In 2021 Stéfanie von Hlatky, Director of the CIDP & Associate Professor in the Department of Political Studies at Queen’s University, was awarded the Canada Research Chair Tier II on Gender, Security, and the Armed Forces.


Summary of Research Program:

United National Security Council Resolution 1325 (UNSCR 1325) on Women Peace and Security (WPS) acknowledged that violent conflict affects men, women, boys, and girls differently. In practice, the adoption of UNSCR 1325 has led to policies to increase the participation of women in peace processes and the adoption of gender-based analysis, usually in the form of GBA+, and programs to combat sexual and gender based violence (SGBV) to guide how military missions are designed. While organizations like the United Nations (UN), the North Atlantic Treaty Association (NATO), and the European Union (EU) have endorsed changes institutionally, they have not pursued them as vigorously in practice, leading to inconsistencies and unintended consequences.

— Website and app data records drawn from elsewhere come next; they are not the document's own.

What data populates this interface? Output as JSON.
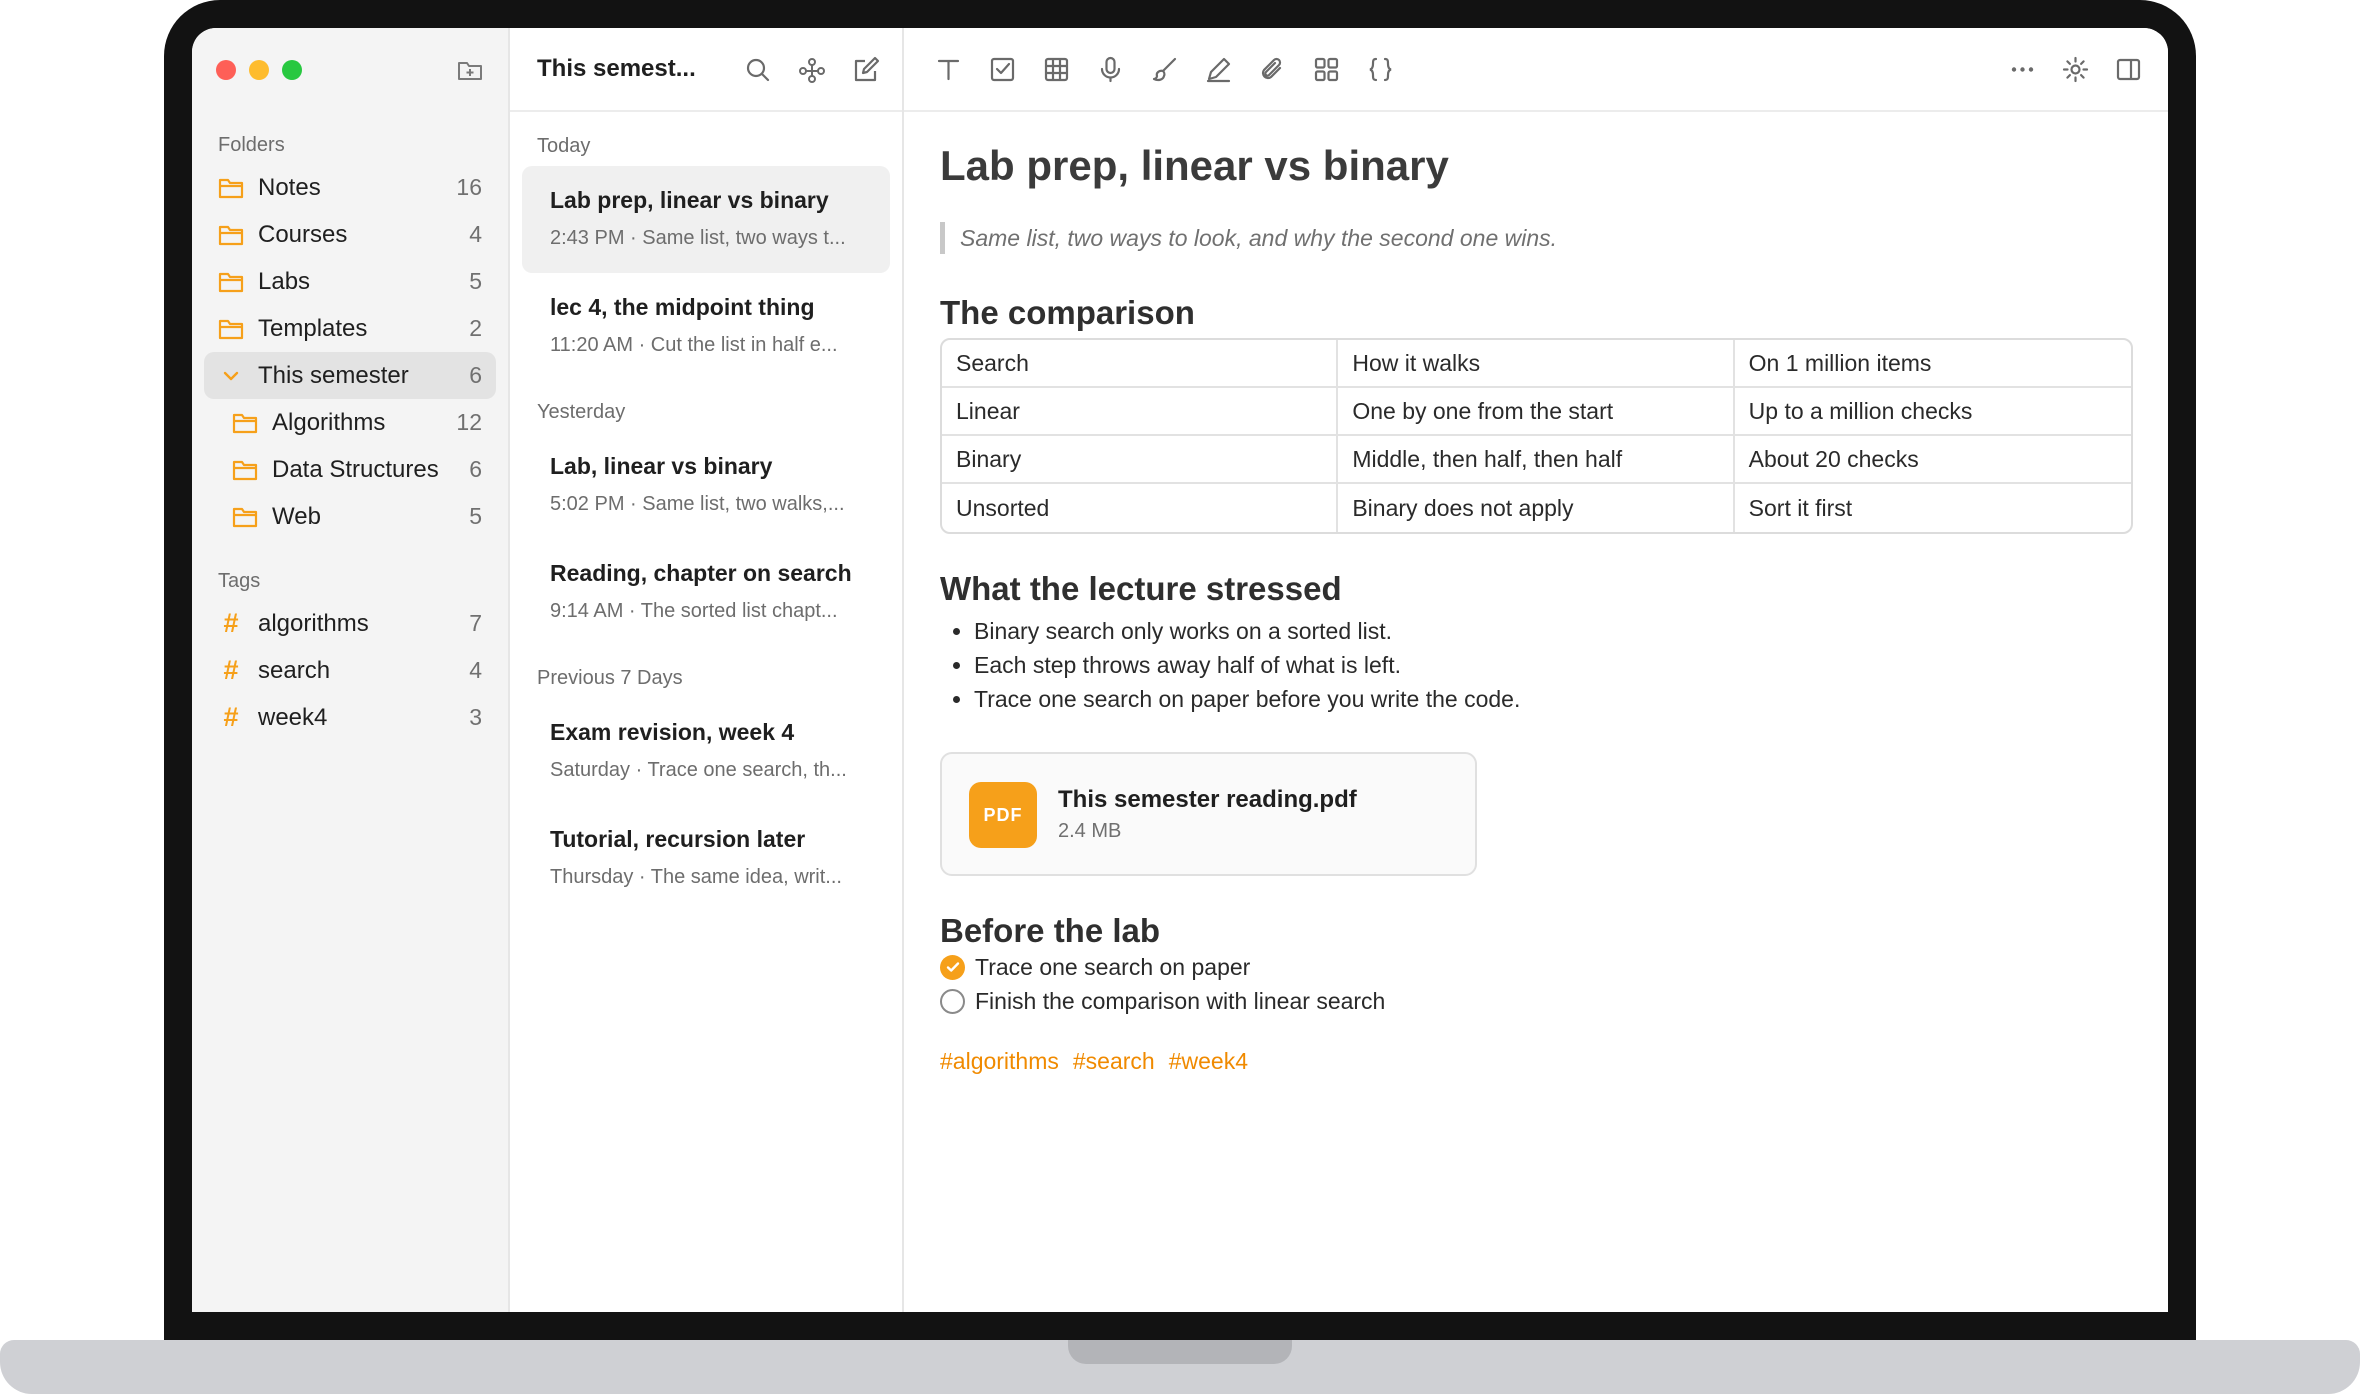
{
  "sidebar": {
    "folders_title": "Folders",
    "folders": [
      {
        "label": "Notes",
        "count": "16"
      },
      {
        "label": "Courses",
        "count": "4"
      },
      {
        "label": "Labs",
        "count": "5"
      },
      {
        "label": "Templates",
        "count": "2"
      },
      {
        "label": "This semester",
        "count": "6"
      },
      {
        "label": "Algorithms",
        "count": "12"
      },
      {
        "label": "Data Structures",
        "count": "6"
      },
      {
        "label": "Web",
        "count": "5"
      }
    ],
    "tags_title": "Tags",
    "tags": [
      {
        "label": "algorithms",
        "count": "7"
      },
      {
        "label": "search",
        "count": "4"
      },
      {
        "label": "week4",
        "count": "3"
      }
    ]
  },
  "notelist": {
    "title": "This semest...",
    "groups": [
      {
        "label": "Today",
        "notes": [
          {
            "title": "Lab prep, linear vs binary",
            "meta": "2:43 PM · Same list, two ways t..."
          },
          {
            "title": "lec 4, the midpoint thing",
            "meta": "11:20 AM · Cut the list in half e..."
          }
        ]
      },
      {
        "label": "Yesterday",
        "notes": [
          {
            "title": "Lab, linear vs binary",
            "meta": "5:02 PM · Same list, two walks,..."
          },
          {
            "title": "Reading, chapter on search",
            "meta": "9:14 AM · The sorted list chapt..."
          }
        ]
      },
      {
        "label": "Previous 7 Days",
        "notes": [
          {
            "title": "Exam revision, week 4",
            "meta": "Saturday · Trace one search, th..."
          },
          {
            "title": "Tutorial, recursion later",
            "meta": "Thursday · The same idea, writ..."
          }
        ]
      }
    ]
  },
  "editor": {
    "title": "Lab prep, linear vs binary",
    "quote": "Same list, two ways to look, and why the second one wins.",
    "comparison_heading": "The comparison",
    "table": [
      [
        "Search",
        "How it walks",
        "On 1 million items"
      ],
      [
        "Linear",
        "One by one from the start",
        "Up to a million checks"
      ],
      [
        "Binary",
        "Middle, then half, then half",
        "About 20 checks"
      ],
      [
        "Unsorted",
        "Binary does not apply",
        "Sort it first"
      ]
    ],
    "lecture_heading": "What the lecture stressed",
    "bullets": [
      "Binary search only works on a sorted list.",
      "Each step throws away half of what is left.",
      "Trace one search on paper before you write the code."
    ],
    "attachment": {
      "badge": "PDF",
      "name": "This semester reading.pdf",
      "size": "2.4 MB"
    },
    "lab_heading": "Before the lab",
    "checklist": [
      {
        "text": "Trace one search on paper",
        "done": true
      },
      {
        "text": "Finish the comparison with linear search",
        "done": false
      }
    ],
    "tags": [
      "#algorithms",
      "#search",
      "#week4"
    ]
  },
  "colors": {
    "accent": "#f6a01a",
    "tag_text": "#f08a00",
    "sidebar_bg": "#f4f4f4"
  }
}
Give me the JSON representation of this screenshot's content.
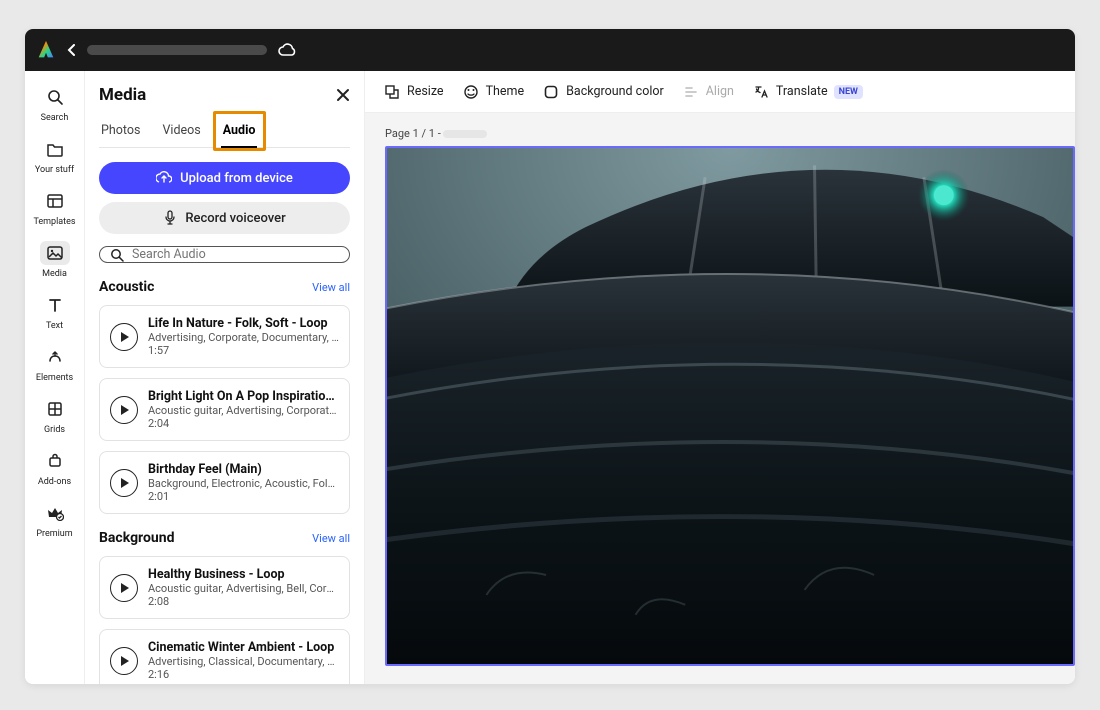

By investigating how gender policies impact governments and international organizations, this project builds on research in International Relations that studies the normative and cultural underpinnings of foreign and defence policy-decision making. It also contributes to our understanding of how WPS norms affect international responses to armed conflict. The aim of this project is to demonstrate how greater diversity and inclusion can improve prospects for peace.

Team Introduction:

The principal investigator of this project, Dr. Stéfanie von Hlatky, is an associate professor of Political Studies at Queen’s University and the Director of the Centre for International and Defence Policy. Dr. von Hlatky has recruited 5 research assistants and a CDSN Post-Doctoral Fellow for this project: Dr. Johanna Massé, Bibi Imre-Millei (MA, Sociology), Emily Quimby (MA, Political Studies), Morgan-Olivia Fox (PPE, Specialization in Political Studies), Owen Wong (BAH, Political Studies), and Melika Khajeh Hosseiny (BAH, Political Studies & Global Development).


This research project will proceed in three stages: (1) demonstrate how gender policies affect day-to-day policy discussions and activities; (2) explain differences in gender policies in a structured, focused comparison of the UN, NATO, and the EU; (3) test the validity of the comparative framework and offer findings on how gender policies are affecting mission outcomes through detailed case studies and fieldwork.

Thus far, the team has researched the unintended consequences of the WPS agenda, noting tensions between local and international priorities, burdens on civil society, and a lack of intersectionality. While investigating the UN, NATO, and the EU, the team has coded for over twenty categories which broadly characterize WPS guideline objectives, guideline types, target audiences, involved actors, and so forth. The team has also begun to consider hypotheses related to international and transnational, organizational, context specific, and critical categories.

Some Outputs:

Dr. von Hlatky’s expertise has also contributed to ongoing debates about culture change in the CAF: The Hill Times (February, 2021); CTV News (March, 2021); The New York Times (March, 2021); CBC Radio (March, 2021 and May, 2021); CBC News (April, 2021); and more. Within these engagements, Dr. von Hlatky has noted the need to consider aspects of military culture that contribute to sexual misconduct, making it difficult for victims and survivors to speak out. In addition, she has underlined that while changes have happened on a leadership level, the core of military culture is yet to be disrupted pushing for redefinition of the professional culture and independent models for reporting and investigation.

Additionally, Dr. von Hlatky has written on gender mainstreaming in NATO and the perceptions of military elites towards gender mainstreaming vis-à-vis operation effectiveness (2020). She has contributed to The Palgrave Handbook of Gender, Sexuality, and Canadian Politics, arguing for Canadian defence policy to make space for feminist perspectives (2020).

Dr. von Hlatky has provided recommendations for how states and organizations can improve gender trainings, highlighting the need for feedback stages, grounded training, and needs assessment tools (2020) as well as contributed to the NATO report “Developing a Culture and Gender Inclusive Model of Military Professionalism” (2020). She has co-authored a memo with Bibi Imre-Millei for Global Affairs Canada, demonstrating how feminist alliances can enhance diplomatic engagements (2020). Bibi Imre-Millei was also interviewed by the Canadian Global Affairs Institute podcast, Defence Deconstructed on comprehensive culture change in the CAF (2021), in addition to a policy paper written with Charlotte Duval-Lantoine on the same topic with the Canadian Global Affairs Institute (2021).

Dr. von Hlatky has contributed to multiple expert briefings and government reports. This included briefings for two NATO reports in 2020. Dr. von Hlatky has contributed to the Standing Committee on National Defence in February 2021, “Addressing Sexual Misconduct Issues in the Canadian Armed Forces, Including the Allegations Against Former Chief of the Defence Staff Jonathan Vance,” and has briefed the CAF on culture change on multiple occasions.